Green Fuse Burning by Tiffany Morris

An environmental horror, Green Fuse Burning by Tiffany Morris is a novella that plays with the ideas of art, creativity and our connection to the natural world through an indigenous perspective. Set in the near future, climate change has warmed the earth to the point Mi’kmaq elders are considering changing the names they have for seasons as they’re connected to physical changes in weather and occurrences in the natural world that just don’t happen predictably anymore.

“The world would be blooming soon, weeks ahead of when it used to, unbearably hot and humid and wrong. Rita tried to feel hopeful but hope felt misplaced, crass, unwelcomed. The hot weather made her feel wrong, too, like she didn’t fit in this new scheme of life, an aberration of rot in the blooming world around her.”

Our main character Rita is struggling with the death of her father, and her connection to her culture without him—a painter, she’s stuck in a creative lull when her sort of toxic on-again off-again girlfriend forges her name on a grant and signs her up for a remote residency to shake her out of her grief. Girl, dump her.

Sequestered in a rural cottage next to a strange pond, Rita is visited by fevered dreams and strange impulses but it unlocks something in her. Combing through her own memories and experiences, and incorporating mixed-media from the changed land, she begins a collection that might be her best yet—if it doesn’t kill her first.
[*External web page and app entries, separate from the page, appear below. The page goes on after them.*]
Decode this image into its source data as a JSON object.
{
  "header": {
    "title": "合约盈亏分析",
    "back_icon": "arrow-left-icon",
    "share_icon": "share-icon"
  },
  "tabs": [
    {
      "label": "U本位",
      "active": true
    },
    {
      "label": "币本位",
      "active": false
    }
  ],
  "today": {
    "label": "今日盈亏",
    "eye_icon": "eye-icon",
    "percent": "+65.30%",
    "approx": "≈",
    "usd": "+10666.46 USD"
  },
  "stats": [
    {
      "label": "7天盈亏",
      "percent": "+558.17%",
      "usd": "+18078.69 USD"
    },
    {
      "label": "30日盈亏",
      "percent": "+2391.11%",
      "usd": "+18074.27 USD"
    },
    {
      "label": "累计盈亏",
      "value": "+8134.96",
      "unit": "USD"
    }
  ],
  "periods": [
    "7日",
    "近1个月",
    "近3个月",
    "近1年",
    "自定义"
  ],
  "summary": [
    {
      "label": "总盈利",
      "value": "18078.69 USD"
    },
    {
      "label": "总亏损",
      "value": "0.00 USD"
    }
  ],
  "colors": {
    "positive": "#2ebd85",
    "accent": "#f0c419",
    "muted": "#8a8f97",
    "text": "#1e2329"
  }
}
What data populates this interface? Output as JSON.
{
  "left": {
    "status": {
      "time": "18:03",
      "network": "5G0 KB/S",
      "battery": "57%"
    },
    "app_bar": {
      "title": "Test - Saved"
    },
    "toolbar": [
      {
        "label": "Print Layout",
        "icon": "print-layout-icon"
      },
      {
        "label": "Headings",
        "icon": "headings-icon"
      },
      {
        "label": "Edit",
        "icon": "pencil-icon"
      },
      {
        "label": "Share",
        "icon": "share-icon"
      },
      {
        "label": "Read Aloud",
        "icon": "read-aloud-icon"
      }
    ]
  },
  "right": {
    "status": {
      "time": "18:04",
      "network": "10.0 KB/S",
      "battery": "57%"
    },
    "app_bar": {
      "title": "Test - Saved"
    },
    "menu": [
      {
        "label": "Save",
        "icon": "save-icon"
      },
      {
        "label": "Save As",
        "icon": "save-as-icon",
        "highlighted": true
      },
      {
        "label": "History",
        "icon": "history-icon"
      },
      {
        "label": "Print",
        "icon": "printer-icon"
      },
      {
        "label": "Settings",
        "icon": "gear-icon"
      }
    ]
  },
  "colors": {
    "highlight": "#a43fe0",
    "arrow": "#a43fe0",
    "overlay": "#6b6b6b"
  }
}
An unnerving, visceral, dream-like story—it’s hard to know what’s real and what’s not—but, one thing is clear, the earth is changing… the animals are evolving… and something odd and preternatural is stirring in the depths of the murk.

“The pond spoke to Rita with its many voices: chirps, croaks, the splash of water when a frog darted into the weeds—but something ancient lived beneath the teeming world, calling to her with the language of life itself.”

Morris crafts a truly unnerving novella here, the perfect amount of weird with elements of horror pulled from environmental warnings that feel very possible and immediate. This is her first book, and she does so much in its 100 pages I really can’t wait to see what she might do with a full-length novel. How much further she could go. She’s a writer to watch, for sure.

Tiffany Morris is a Mi’kmaw/settler writer of speculative fiction from Kjipuktuk (Halifax), Nova Scotia. Her work has appeared in Apex, Nightmare, and Uncanny, among others. Her debut poetry collection, Elegies of Rotting Stars, is forthcoming from Nictitating Books in 2022.

  • Publisher ‏ : ‎ Stelliform Press; Bilingual edition (Oct. 31 2023)
  • Language ‏ : ‎ English
  • Paperback ‏ : ‎ 112 pages
  • ISBN-10 ‏ : ‎ 1778092667
  • ISBN-13 ‏ : ‎ 978-1778092664

Lindsay Gloade-Raining Bird is a mixed-Cree writer, editor and book hoarder. She currently hosts the Nimbus podcast Book Me where she talks local books and interviews authors. She holds a degree in English literature from Dalhousie and her writing has been published in The Coast and CBC among others. She can usually be found relentlessly online at @birdykinsreads. Her first children’s book Snow Day is upcoming at Nimbus for Fall 2024.